March 6, 1916 [SBDN]: “Wanted—one shark. This is a fish story and although it has to do with the activities of the movie people here, it is not a publicity yarn—just a plain attempt to land one of the finny denizens which make their homes in the channel. The moving picture people want the shark to use on a submarine and the fishermen at the waterfront are busy trying to hook one and then get it ashore. The tank in which the big fellow is going to be kept until the director calls ‘camera’ awaits the captive. Captain George W. Gourley has been seen by the various fishermen who asked suggestions as to bait, etc. Captain Gourley advises the placing of a dead horse out in the channel and then baiting the sharks which will gather with a heavy hook. The biggest shark ever captured here was taken out just above the Rincon. The monster, which was hooked several years ago, was thirty-six feet long and weighed eighteen tons. The skeleton and mounted skin were sold to a Vienna museum. Captain Gourley still has a picture of the monster. Several of the fishing craft were out after the shark the movie people want this morning, but were unable to land one large enough. The shark has to be at least six feet long to qualify for a job in the movies.”

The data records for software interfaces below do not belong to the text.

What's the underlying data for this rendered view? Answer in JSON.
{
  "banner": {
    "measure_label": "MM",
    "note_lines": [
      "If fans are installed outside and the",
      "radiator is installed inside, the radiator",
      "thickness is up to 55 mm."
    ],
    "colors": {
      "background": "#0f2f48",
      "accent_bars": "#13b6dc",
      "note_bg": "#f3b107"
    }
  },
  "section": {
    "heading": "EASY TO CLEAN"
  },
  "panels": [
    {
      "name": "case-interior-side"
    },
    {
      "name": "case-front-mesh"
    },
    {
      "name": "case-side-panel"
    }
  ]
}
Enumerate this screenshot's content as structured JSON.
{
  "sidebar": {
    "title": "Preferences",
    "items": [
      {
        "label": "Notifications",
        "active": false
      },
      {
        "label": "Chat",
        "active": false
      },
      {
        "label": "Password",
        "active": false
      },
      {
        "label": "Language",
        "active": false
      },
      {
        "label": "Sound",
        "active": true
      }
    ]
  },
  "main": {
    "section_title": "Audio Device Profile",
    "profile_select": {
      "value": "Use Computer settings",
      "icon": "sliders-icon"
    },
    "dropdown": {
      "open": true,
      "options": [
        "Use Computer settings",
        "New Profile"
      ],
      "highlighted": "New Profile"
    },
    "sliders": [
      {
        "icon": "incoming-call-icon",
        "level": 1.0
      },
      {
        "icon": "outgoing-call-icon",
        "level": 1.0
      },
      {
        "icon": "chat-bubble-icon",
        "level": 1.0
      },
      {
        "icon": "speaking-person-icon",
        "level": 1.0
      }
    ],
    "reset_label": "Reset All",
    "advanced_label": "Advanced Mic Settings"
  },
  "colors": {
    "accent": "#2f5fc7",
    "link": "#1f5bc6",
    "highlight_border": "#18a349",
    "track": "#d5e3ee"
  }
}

June 27, 1916 [SPDJW]: “George H. Baldwin positively denies that he had been eaten by a shark, despite seemingly overwhelming evidence to the contrary. Recently a man-eating shark was killed off Catalina Island, and when its interior was examined fragments of a man’s coat were found, to which was attached a pin of the American Society of Civil Engineers bearing Baldwin’s name. His demise was announced in Los Angeles newspapers, and his wife began to receive scores of telegrams and letters of condolence. Mrs. Baldwin some time ago gave away one of Baldwin’s old coats, from which she forgot to remove the pin.”

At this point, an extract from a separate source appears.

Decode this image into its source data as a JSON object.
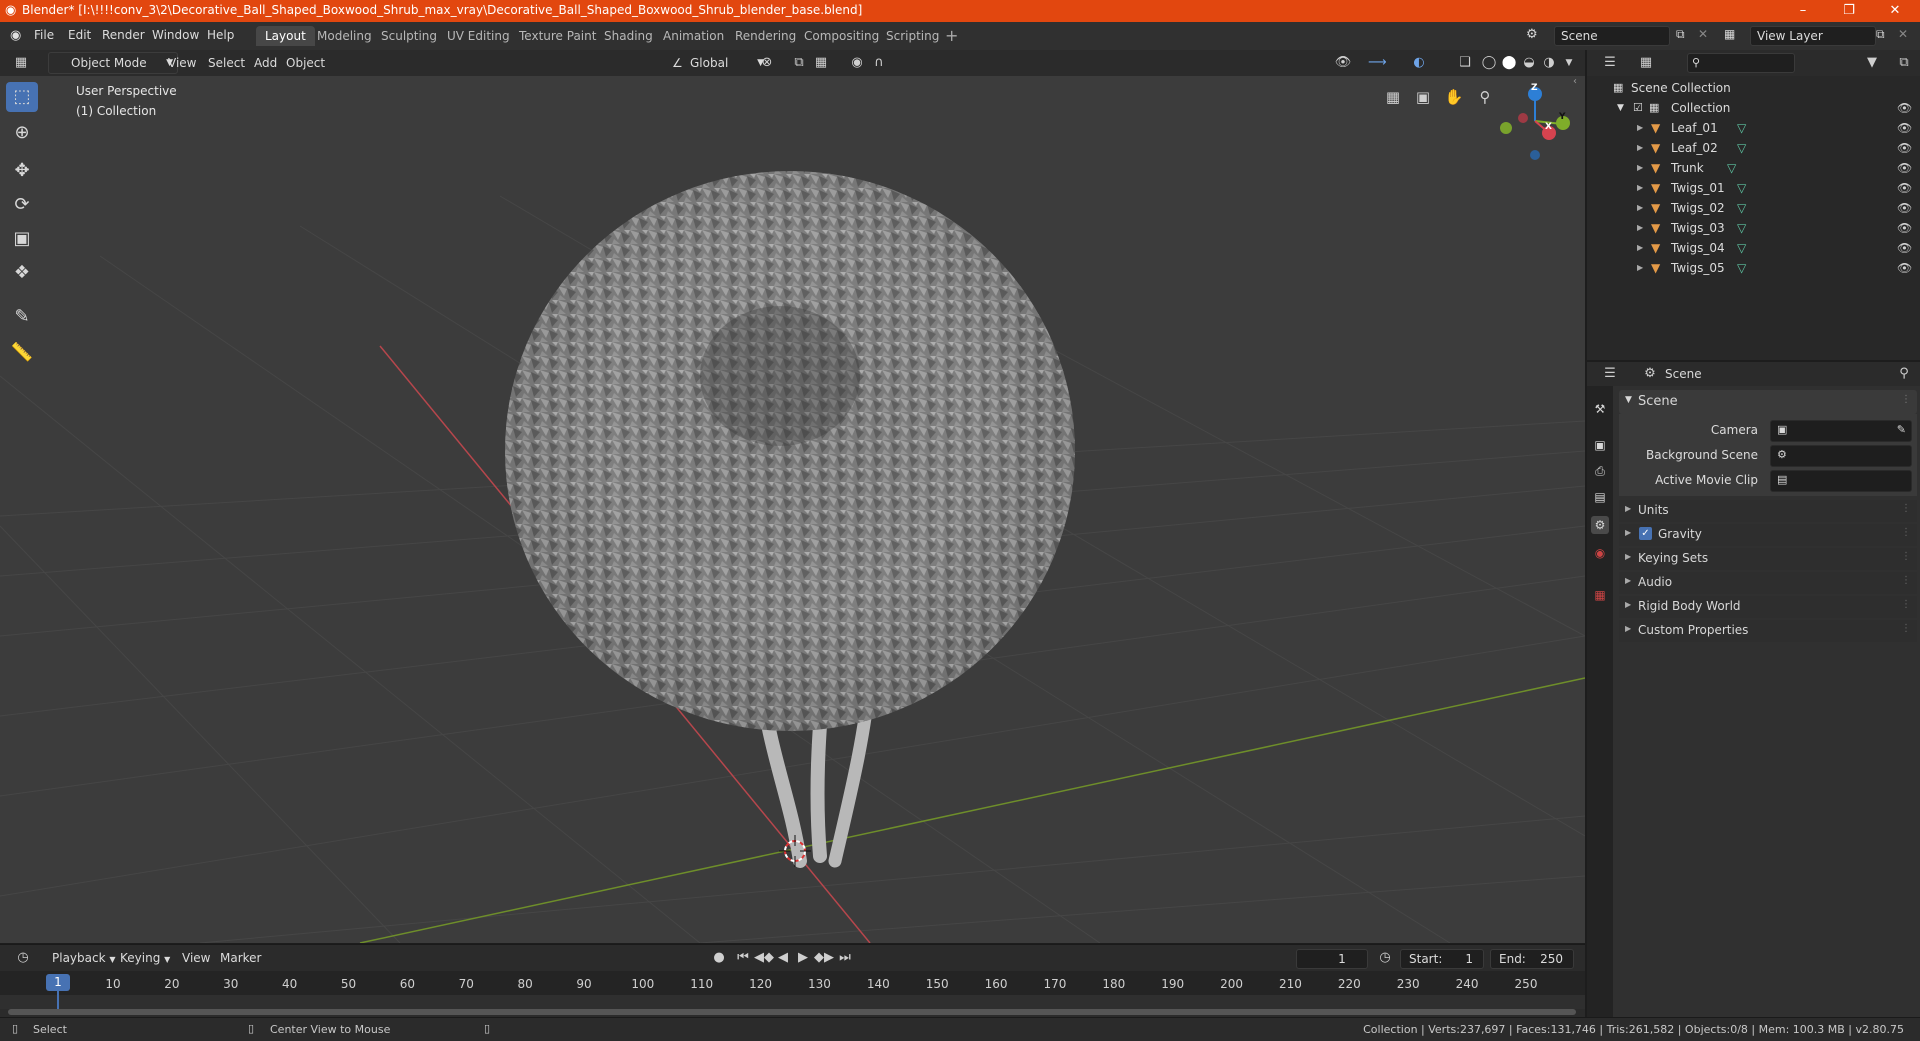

July 11, 1916 [SBMP]: “Last Sunday evening a happy party of ten people, seven from Santa Barbara and three from Ventura, under the chaperonage of Mrs. Helen K. Sexton, returned from a week’s camping at Dick’s Harbor, Santa Cruz Island. The campers reported a very enjoyable time at the charming island resort, with fishing luck that included the capture of a big shark. The Sea Wolf took the party over and brought it home.”


August 18, 1916 [SBMP]: “Yesterday Frank Maglio, the well-known fisherman, came across the channel with 300 pounds of fish that he caught in the bight at Chinese Harbor, Santa Cruz Island. In this haul the comparatively small catch of fish was varied by several tons of sharks in the nets, and Maglio had a big job in getting the monsters out of his nets without destroying the same.”

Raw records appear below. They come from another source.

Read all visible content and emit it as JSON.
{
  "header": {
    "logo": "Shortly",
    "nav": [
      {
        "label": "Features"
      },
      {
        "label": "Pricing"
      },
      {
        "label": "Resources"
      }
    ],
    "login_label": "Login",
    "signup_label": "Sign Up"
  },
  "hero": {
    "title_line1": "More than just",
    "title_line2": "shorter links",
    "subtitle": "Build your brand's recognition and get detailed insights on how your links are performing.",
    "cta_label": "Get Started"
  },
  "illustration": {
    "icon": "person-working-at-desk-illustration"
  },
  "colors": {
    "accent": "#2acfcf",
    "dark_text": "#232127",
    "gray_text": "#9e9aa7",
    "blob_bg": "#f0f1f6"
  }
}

November 21, 1918 [SBMP]: “Fishing in the channel waters is coming back, following a relapse of about a month, during which time local fishermen were bewailing the fact that many sharks were basking outside, much to the detriment of those who make a livelihood by furnishing the populace with deep sea food.”


December 14, 1920 [SBMP]: “Government expert at kelp station makes discovery said to be unique. Sharks captured off Santa Cruz Island recently saved Santa Barbara a place in the sun as experiments proved that shoes, the best of their kid, it was stated by government expert, could and were being made from the tough skins of the man eaters…”


July 18, 1927 [LAT]: “Fictionists’ stories of battles with sharks in the deep were reenacted in real life yesterday when Harry Boosinger slew his quarry at Catalina Island. The shark was not a real man-eating kind, because there are none such hereabouts, but the thrill was no less genuine. A whale on exhibit was about to be towed from Avalon when Harry, a professional diver on the glass-bottom boat Empress, dived under to see what was making the dead mammal ripple the water. An eight-foot thresher shark glared back at him as it fed on the blubber beneath the whale. Harry drew his trusty knife and swam to the attack… [the whale] happened to be a Bryde whale]…”